It’s been that way all my adult life.
When I was a new mother – twice – the cart was full of Pampers and Enfamil and jars of mashed up fruits and vegetables, and I don’t think double-ply TP had even been thought of yet. They were delicious years, even with the challenges. The ups and downs of them. Holy times.
In the years when my boys were teenagers, I had to feed them between baseball, basketball or football games or practices. It made for meals that could hastily be put together and eaten quickly. I was not very imaginative, so my cart looked pretty helter skelter at the checkout. It took some doing to figure out if it was healthy or not.
And then there were the years when I went through a divorce. A new life of seminary and ministry and living alone and moving around all held both boredom and some excruciating pain, and yet, it was all holy. They were years of the good, the bad and the ugly for my grocery carts. It all depended on who I was becoming in the midst of it all.
But Buechner was right. They were all years filled with “key moments.” Difficult moments, but also moments of such joy and aliveness that I found myself becoming stronger and braver and more aware.
Then came the “old years,” after 50.
The grocery cart still showed the ups and downs. My ups and downs.

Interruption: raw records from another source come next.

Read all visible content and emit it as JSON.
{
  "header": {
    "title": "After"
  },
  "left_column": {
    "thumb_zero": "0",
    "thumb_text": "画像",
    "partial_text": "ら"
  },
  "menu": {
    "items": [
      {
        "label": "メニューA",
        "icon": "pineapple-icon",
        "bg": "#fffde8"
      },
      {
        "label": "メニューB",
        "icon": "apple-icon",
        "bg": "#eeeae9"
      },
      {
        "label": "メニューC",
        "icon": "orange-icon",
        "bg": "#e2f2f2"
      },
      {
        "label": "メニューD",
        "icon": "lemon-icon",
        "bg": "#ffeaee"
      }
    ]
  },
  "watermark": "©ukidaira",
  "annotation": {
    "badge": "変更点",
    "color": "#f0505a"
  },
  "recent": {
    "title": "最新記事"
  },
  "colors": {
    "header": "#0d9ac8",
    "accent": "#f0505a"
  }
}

My second marriage at age 50 was a “holy and hidden” joy. All marriages have their ups and downs, and so did ours. But those years were also teaching me. Any boredom or pain would always give way sooner or later to a new happiness and completeness. And the joy would show up again.
Then I was alone again at 72. Ups and downs. Boredom and pain. Excitement and gladness.
It was not until recent years, in my later 70’s, that I found some new keys to the “holy and hidden heart” of life that Buechner describes. Maybe because life now grew shorter. The cart of my elder years began to fill with new graces. Healthy graces.
Like the grace of gratitude. The wonder of mindfulness: paying attention!
The grace of finally believing in myself. At last I accepted that I had been put here for purposes beyond my knowing. I trusted that in the time left to my life, I will still have gifts to discover and celebrate and share. And they will all be grace.
The grace of never again taking life for granted. Now, more than ever. My life is so rich, so full of meaning, so heavy with joy and satisfaction and goodness. I love this holy time.
The grace of touching and tasting and smelling everything around me and finding new wonder and breathlessness.
The grace of noticing and embracing all those “key moments” that are life as we are meant to live it.
There will be times when that may be more of a challenge. If I can hold on to the sacredness of every part of life now, I think I stand a chance of being more ready for whatever shows up.
My actual grocery cart this morning was bursting with everything good as I stood in line to check out. Even hairspray for my flyaway hair. I am back in charge, it said. Sad to say, only the check out person knew how well I’d done. I had to make do with that singular sense of approval.
Buechner was right. Life is a holy gift. Why not find the eyes and heart to receive it? All of it.
Fathomless mystery indeed. Life itself is sometimes a humble, everyday grace. And I’m very okay with that.
So – what’s in YOUR grocery cart?